“Why,” Gottfried Wilhelm Leibniz famously asked a few centuries ago, “is there something rather than nothing?” The most logical answer remains what it has always been: because a self-existing and eternal God created everything (John 1:1-3).This, despite the firm declarations of many scientists, backed up by rigorous laboratory experiments (and a few equations to boot), that God doesn’t exist and that we are here by chance alone.

And, too, design in the created world still declares, without ceasing, a Designer. Though for centuries many have surrendered the teleological argument to David Hume’s Dialogues Concerning Natural Religion, they’ve capitulated to a Potemkin village, and a shoddy one at that. An iPhone, which looks designed, acts designed, reveals design in its innards and outwards, and works only through design is, of course, designed. But a human being, which looks designed, acts designed, reveals design in its innards and outwards, and works only through design is, of course (we are assured by the “best and brightest”) not designed.

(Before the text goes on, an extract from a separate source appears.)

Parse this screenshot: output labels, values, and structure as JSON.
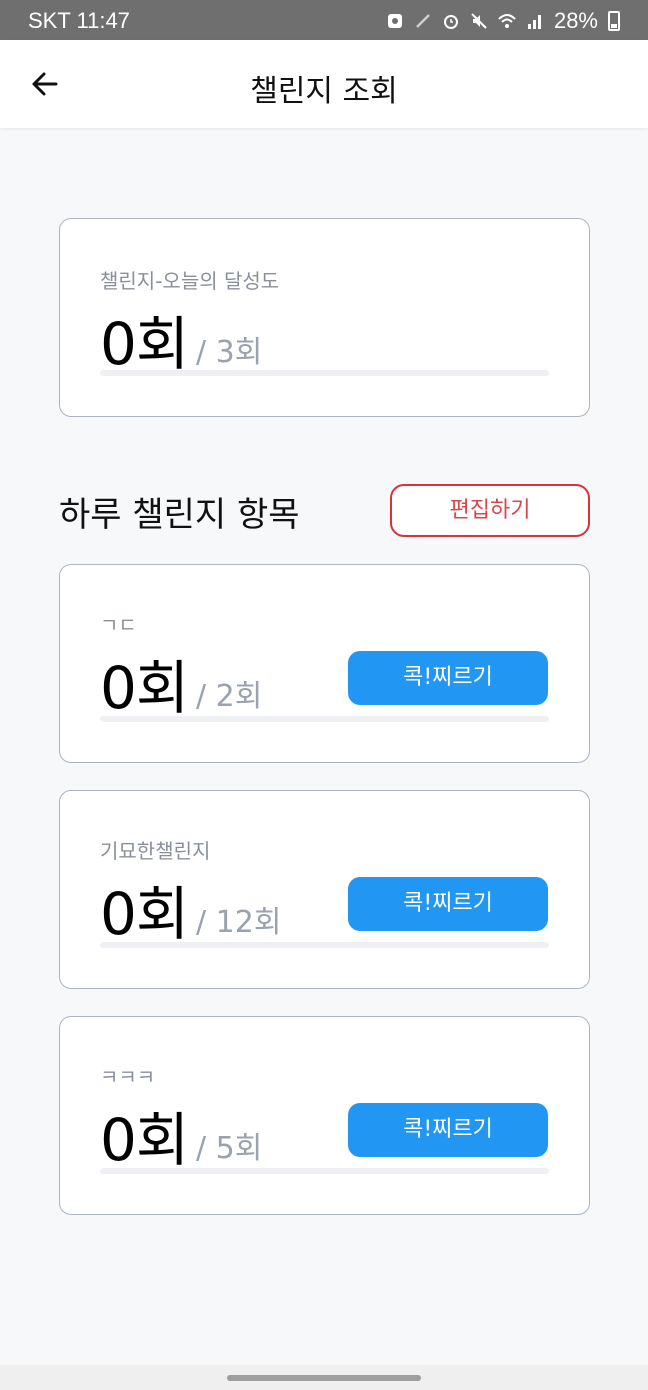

Whom am I to believe, Richard Dawkins, Charles Darwin, and Christopher Hitchens, or my own eyes and brain (as well as Moses, Isaiah, Paul, John, and Jesus)?

The biggest question people have with God is the prevalence of evil. But nothing in the premise of an all-loving, all-knowing, and all-powerful God deductively demands the nonexistence of evil. The great controversy forms a powerful template and background that enables me to press on in faith, despite the evil that rattles our souls.

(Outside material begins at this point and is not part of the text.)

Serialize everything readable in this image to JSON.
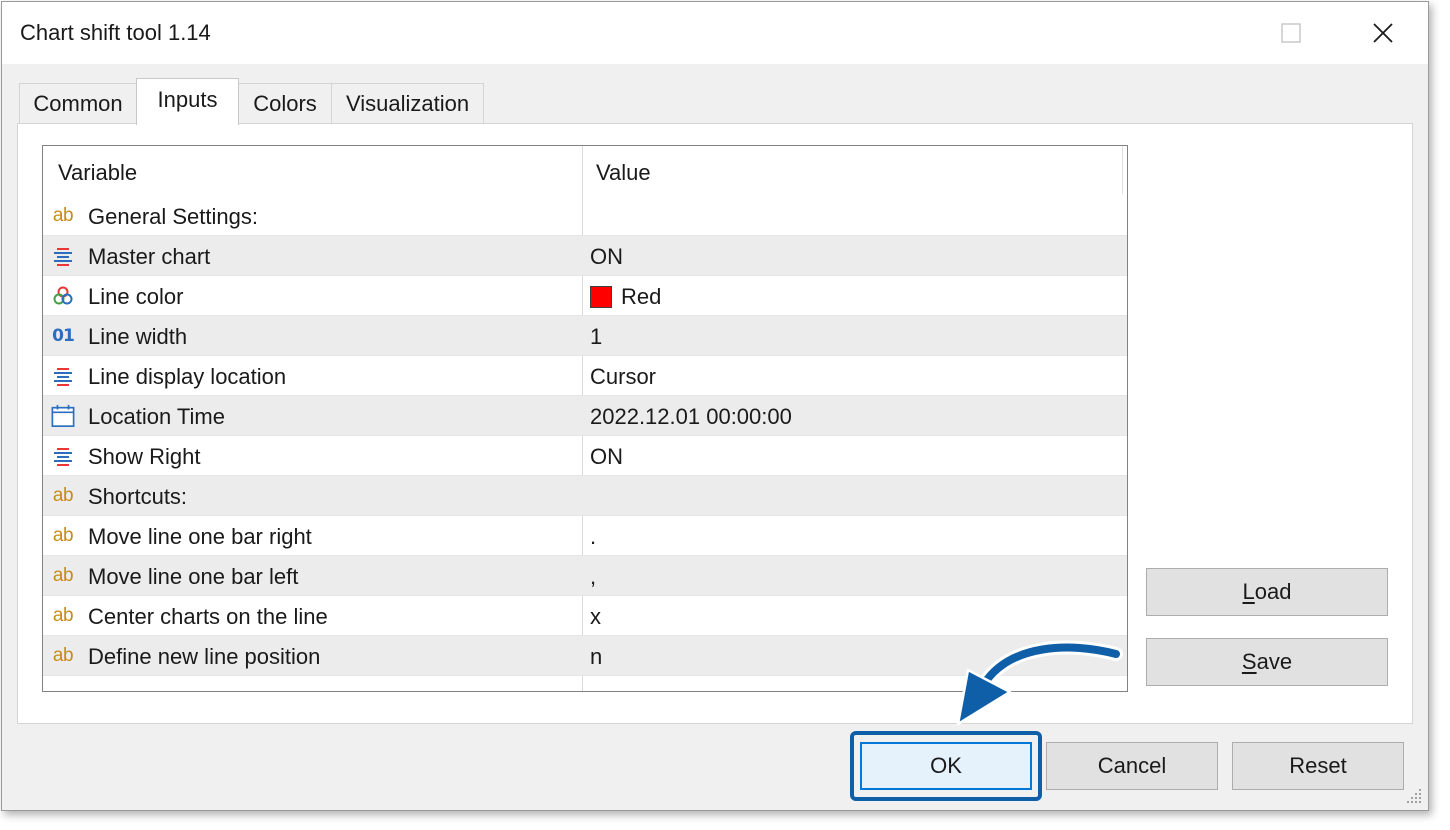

Sure, someone could justly argue that with this template I’m working from a priori presuppositions about how the world works, though (trust me) these are not a priori. Yet they are presuppositions. But so what? Nothing can be believed without presuppositions. The key is to have the correct ones.

Very early as a believer in Jesus, I struggled with the question: With so many faiths, views, and religions out there, how do I know Seventh-day Adventism is the truth? Bernie Molnar, one of my first Seventh-day Adventist contacts, instantly answered: “Well, it’s certainly not unreasonable to think that with all those views out there at least one of them is true.” I so appreciated his answer then. And today, 34 years later, I still fall back on it.

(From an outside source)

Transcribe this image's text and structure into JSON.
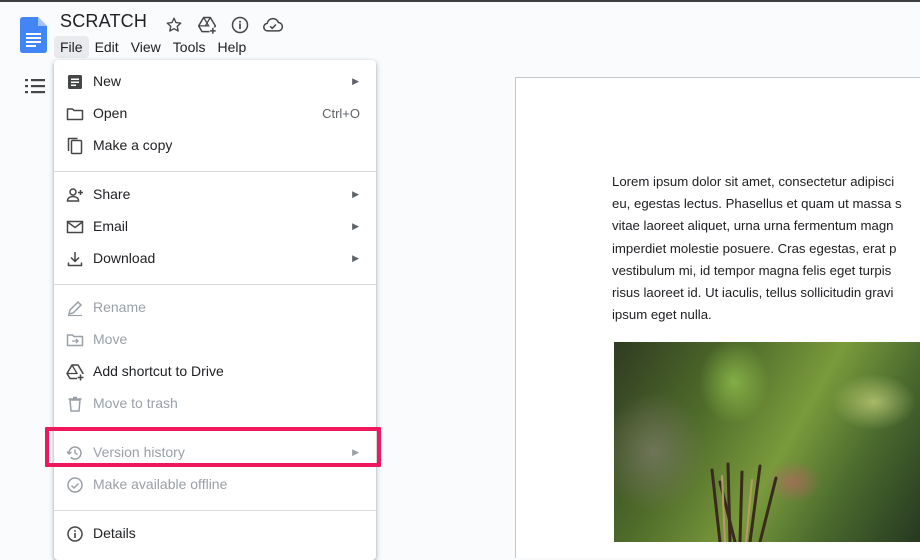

I can hear the so-called progressives scowl and protest about how arrogant, triumphalist, and narrow is the attitude that we have the truth. Oh, let ’em squawk. I’m used to the sad fact that in my 34 years in the church, I’ve faced more opposition to my faith from so-called Adventists than from anyone else.

I see the reality of God everywhere. I think of Kant’s famous saying: “Two things fill the mind with ever new and increasing admiration and awe, the more often and steadily we reflect upon them: the starry heavens above me and the moral law within me.” And though I won’t phrase it as he did, the more often and steadily I reflect on everything that is—houses, butterflies, iPhones—it’s apodictic that a Creator exists.

And with the grand revelation of Him in the Bible, which includes powerful evidence for the resurrection of Jesus Christ, along with the confirming ministry of Ellen White, and my own life-changing experiences with Jesus, what else can I be but a Seventh-day Adventist?

Believing that we have the truth doesn’t mean we have all the answers. Are you kidding? If I have intellectual nightmares about the fact that negative six multiplied to negative six equals positive 36 (and yet –6 + –6 + –6 + –6 + –6 + –6 = –36!), how can I make sense of the Holocaust, the Trinity, or Daniel 11?

I can’t. But who cares? I still see God in everything, even in all that I don’t know.